__TASK TO CARRY OUT__:
What lines of the material below include the string "plot"? Copy all of them.

__DATA__:
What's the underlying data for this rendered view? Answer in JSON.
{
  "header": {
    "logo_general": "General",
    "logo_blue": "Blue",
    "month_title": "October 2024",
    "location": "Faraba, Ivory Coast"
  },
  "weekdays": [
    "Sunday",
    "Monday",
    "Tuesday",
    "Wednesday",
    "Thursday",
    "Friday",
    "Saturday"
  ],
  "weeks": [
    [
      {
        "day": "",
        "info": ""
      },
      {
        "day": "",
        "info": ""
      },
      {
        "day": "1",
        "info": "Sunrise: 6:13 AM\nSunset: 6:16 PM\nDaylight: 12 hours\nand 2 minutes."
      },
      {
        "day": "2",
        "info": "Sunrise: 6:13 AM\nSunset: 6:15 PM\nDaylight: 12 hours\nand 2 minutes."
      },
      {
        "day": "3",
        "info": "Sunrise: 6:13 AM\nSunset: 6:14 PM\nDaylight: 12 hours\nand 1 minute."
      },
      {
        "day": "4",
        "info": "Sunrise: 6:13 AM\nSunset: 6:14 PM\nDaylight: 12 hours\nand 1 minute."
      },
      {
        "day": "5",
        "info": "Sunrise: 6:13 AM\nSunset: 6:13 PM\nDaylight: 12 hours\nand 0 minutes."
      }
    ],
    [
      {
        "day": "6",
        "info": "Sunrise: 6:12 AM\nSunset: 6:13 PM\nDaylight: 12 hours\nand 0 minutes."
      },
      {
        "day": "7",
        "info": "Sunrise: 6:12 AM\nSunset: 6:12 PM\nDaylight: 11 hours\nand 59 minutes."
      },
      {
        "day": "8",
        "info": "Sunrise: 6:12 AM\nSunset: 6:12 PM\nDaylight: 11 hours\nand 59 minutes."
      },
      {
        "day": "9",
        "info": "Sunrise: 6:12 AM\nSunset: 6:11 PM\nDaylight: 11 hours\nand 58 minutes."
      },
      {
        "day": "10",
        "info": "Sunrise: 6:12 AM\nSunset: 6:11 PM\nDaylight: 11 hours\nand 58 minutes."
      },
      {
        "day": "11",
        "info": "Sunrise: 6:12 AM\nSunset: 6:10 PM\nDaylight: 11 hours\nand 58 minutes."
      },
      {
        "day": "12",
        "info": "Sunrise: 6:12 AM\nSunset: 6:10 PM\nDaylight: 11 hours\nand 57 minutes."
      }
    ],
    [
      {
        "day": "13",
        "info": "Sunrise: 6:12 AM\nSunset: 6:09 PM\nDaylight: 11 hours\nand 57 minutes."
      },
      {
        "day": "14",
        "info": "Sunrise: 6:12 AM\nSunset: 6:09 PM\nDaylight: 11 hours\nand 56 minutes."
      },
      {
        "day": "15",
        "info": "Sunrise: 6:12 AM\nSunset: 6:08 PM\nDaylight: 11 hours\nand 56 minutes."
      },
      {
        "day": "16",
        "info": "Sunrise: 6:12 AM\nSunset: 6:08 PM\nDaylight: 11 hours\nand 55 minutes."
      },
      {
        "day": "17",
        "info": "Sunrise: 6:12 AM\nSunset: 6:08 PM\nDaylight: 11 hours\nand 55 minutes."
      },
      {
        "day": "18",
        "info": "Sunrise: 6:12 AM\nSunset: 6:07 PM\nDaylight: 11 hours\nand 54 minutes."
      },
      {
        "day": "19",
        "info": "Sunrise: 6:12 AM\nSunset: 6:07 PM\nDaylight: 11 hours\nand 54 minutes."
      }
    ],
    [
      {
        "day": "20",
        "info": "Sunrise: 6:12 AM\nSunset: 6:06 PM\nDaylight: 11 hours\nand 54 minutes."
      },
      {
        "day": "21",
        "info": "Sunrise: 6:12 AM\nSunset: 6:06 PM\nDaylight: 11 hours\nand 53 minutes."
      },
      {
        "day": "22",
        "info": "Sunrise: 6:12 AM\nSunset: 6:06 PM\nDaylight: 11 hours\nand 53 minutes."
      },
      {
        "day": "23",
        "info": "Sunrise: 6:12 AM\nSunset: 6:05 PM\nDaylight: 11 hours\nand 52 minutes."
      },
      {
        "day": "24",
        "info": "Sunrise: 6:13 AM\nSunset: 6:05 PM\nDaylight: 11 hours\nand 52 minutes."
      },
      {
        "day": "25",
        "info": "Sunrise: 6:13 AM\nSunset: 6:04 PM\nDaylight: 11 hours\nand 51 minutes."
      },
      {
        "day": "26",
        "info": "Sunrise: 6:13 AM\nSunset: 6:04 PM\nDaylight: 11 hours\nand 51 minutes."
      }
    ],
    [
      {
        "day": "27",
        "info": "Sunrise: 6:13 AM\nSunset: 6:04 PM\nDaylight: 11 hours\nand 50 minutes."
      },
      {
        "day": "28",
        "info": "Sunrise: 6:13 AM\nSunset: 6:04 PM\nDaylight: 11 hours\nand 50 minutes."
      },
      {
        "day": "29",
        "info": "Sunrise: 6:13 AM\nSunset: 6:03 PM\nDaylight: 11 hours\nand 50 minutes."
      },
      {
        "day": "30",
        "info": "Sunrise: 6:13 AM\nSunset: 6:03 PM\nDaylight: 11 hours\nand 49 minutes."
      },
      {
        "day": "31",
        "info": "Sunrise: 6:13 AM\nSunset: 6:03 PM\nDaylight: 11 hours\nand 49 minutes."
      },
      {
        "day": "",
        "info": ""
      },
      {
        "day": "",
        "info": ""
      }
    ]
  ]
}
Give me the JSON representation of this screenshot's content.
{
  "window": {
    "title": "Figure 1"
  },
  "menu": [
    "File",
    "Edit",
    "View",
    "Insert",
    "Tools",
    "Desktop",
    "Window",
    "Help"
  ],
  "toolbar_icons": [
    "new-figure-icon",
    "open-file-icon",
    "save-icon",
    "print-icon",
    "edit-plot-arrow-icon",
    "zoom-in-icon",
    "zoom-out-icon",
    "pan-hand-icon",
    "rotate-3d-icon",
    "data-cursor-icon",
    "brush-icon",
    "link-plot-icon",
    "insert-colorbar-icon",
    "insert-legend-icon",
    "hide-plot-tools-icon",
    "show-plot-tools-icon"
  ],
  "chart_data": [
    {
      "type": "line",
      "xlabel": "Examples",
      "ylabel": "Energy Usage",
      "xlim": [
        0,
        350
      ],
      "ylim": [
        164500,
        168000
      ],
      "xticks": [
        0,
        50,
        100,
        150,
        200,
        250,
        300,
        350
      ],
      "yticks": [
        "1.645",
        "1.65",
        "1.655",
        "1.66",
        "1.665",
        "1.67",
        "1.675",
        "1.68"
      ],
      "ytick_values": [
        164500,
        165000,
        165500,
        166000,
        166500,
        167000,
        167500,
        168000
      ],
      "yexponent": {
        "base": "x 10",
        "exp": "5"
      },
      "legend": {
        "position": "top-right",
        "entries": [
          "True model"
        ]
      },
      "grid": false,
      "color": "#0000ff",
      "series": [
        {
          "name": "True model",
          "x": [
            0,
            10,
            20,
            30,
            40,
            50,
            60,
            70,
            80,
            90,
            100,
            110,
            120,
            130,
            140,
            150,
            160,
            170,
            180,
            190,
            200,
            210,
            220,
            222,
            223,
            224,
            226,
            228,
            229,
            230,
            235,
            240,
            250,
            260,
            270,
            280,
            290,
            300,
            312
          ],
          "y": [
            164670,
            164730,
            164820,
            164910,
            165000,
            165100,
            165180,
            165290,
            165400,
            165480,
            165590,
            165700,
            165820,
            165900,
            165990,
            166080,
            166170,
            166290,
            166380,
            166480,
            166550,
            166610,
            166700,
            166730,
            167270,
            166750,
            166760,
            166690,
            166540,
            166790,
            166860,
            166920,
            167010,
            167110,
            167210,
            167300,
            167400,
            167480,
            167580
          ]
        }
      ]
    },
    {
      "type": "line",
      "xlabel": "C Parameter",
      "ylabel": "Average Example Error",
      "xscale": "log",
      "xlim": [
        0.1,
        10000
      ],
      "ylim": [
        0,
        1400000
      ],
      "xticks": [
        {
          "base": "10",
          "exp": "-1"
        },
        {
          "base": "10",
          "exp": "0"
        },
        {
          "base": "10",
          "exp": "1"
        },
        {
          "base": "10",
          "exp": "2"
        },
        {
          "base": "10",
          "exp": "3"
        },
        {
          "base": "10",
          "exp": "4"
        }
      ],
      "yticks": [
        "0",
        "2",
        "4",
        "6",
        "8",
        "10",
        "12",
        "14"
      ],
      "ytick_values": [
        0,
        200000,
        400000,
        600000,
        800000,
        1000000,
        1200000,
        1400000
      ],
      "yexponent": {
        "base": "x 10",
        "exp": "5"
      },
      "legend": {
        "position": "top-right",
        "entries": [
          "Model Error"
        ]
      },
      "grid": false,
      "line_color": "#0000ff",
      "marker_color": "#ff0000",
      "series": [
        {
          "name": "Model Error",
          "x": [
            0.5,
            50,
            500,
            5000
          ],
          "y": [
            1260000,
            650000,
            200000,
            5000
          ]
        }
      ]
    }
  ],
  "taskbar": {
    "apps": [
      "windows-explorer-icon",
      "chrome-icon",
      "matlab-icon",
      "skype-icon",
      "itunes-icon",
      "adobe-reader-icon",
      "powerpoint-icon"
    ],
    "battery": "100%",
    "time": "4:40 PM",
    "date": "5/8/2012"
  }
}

__EXERCISE ANSWER__:
    "edit-plot-arrow-icon",
    "link-plot-icon",
    "hide-plot-tools-icon",
    "show-plot-tools-icon"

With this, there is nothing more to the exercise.